"If you want to wait until January, I don't want to hear it tonight," she said.
Vice Mayor Jan Davis, didn't push for either date but came forward in support of the P&Z plan.
"I kind of like the Planning and Zoning recommendation. It looks like it was going with the state minimum and then they added some environmental improvements to it," he said.
Council member Brownie Newman said he was for waiting.
"I think we should give staff time to look at the recommendation by the P&Z for its legality," he said. "I don't think we should rush it."
Cape, who will be leaving Council next month, agreed.
"I'd rather make sure that staff has the time to do it right," she said. "It doesn't matter to me if it's done on my watch."
There was no formal vote on the issue, but a round of nods from Council members indicated they would prefer to hold off until January for both Ball's full presentation and the public hearing. The decision means the issue will come before what is widely considered a more environmentally minded group, at least a few of whom are likely to resist installing the state minimum buffer. Meanwhile, members of the policy committee championing more stringent rules plan to use the extra time to build community support.
The new flu
Outbreak of the H1N1 flu moves in a series of progressively severe stages, Buncombe County Health Department Director Gibbie Harris explained in an update to Council, and Western North Carolina is currently in Phase 2, with Phase 3 likely before spring. Although vaccines have arrived in Buncombe County — more than 1,000 people were vaccinated the previous weekend alone — supplies run out quickly and delivery has been sporadic, with little advance notice.
"Receipt of the vaccine for H1N1 is sort of a rolling prospect," Harris said, with the health department sometimes finding out only the day before a shipment arrives. But production of the vaccine is stepping up, she said: "Hopefully in December, we will have as much as anyone wants."
The downside, she said, is that vaccines for the seasonal flu are dwindling, as drug companies turn their attention to H1N1 vaccines.
Meanwhile, the department is continuing a series of H1N1 clinics and is working on efforts to move some vaccine shipments from the health center to other distribution points.
Harris noted that most flu cases in the region so far have likely been H1N1, since the traditional seasonal flu season hasn't begun yet. And the quickly changing H1N1 flu is anticipated to be stronger in its next phase. But the presence of two different illnesses and two different vaccinations, she said, is causing confusion in the community. While the elderly are the most susceptible to seasonal flu, young children are more likely to have serious reactions to H1N1. "It's really changed our message to the public as to who needs the vaccine and who we need to make it available to," Harris said.

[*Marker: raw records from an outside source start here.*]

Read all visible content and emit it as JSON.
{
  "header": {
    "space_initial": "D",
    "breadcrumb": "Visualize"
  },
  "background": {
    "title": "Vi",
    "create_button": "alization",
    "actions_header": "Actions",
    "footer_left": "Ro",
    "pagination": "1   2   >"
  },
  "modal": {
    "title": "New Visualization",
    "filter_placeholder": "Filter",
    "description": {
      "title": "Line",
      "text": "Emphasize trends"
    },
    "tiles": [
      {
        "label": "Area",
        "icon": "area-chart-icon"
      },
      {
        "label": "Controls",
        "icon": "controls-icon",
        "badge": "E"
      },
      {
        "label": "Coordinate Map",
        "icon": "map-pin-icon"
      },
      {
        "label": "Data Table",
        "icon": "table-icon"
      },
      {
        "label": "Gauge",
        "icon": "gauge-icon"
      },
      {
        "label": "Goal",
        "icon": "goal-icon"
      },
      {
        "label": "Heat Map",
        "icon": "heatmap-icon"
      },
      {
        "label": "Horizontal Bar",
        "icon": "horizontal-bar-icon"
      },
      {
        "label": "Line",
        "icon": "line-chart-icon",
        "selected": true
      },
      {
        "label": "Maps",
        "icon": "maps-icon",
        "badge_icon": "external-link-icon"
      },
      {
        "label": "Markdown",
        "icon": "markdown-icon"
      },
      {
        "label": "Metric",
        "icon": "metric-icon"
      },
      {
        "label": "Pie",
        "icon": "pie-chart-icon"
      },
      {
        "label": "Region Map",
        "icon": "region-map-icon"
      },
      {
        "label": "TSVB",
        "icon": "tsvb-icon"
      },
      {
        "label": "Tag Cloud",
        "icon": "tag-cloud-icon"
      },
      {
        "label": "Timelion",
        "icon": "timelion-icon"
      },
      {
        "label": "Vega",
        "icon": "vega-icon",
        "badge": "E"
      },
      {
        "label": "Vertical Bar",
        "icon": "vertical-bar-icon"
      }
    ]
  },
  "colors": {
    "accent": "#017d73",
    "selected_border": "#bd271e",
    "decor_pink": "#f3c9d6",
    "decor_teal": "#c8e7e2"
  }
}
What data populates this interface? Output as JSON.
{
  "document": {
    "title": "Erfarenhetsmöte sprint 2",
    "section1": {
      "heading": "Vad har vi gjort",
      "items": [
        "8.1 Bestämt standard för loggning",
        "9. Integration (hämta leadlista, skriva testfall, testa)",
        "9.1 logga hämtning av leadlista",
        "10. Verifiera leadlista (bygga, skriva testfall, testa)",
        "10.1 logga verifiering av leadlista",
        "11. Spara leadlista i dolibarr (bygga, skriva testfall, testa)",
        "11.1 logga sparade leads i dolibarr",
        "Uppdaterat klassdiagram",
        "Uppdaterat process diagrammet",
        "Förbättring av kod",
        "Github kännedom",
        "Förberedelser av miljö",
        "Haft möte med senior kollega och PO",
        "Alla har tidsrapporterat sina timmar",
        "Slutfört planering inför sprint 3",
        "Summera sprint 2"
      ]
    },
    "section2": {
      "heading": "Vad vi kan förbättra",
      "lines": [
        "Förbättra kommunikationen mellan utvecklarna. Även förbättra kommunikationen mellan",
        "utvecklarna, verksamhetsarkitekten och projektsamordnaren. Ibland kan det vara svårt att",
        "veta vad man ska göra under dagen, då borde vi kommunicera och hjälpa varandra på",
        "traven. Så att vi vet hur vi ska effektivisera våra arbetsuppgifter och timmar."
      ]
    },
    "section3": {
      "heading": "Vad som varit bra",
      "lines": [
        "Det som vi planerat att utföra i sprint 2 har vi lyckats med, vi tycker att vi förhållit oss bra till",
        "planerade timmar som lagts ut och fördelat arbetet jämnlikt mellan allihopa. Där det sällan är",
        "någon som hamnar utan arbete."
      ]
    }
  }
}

Meanwhile, the health department is putting out a message that focuses on preventing the spread of the illness: Wash hands frequently, cover coughs and sneezes and call in sick to work in the case of illness. Employers, Harris said, can help by allowing sick workers to stay home, even if they don't have any paid sick days.
The Asheville City Market, the fresh food market presented by the Appalachian Sustainable Agriculture Project, will get a new home for the month of December, moving from the parking lot of the Public Works Building to Pack Square. The move makes way for fireworks that will be launched from the market's original South Charlotte Street location for Seasonal Sizzle at Seven. The fireworks displays, held on the first three Saturdays in December, come thanks to a $40,000 donation from the Grove Park Inn. The displays are aimed at drawing shoppers and diners downtown during what is considered to be a slow month. This is Sizzle's second season. Last year, the Asheville City Market was forced to close early to make way for a literal truckload of fireworks, but this year, the market is moving altogether. Asheville is easing the transition by waiving the $14,000 to $17,000 in fees typically associated with holding an event at Pack Square. The request to waive the fees passed unanimously.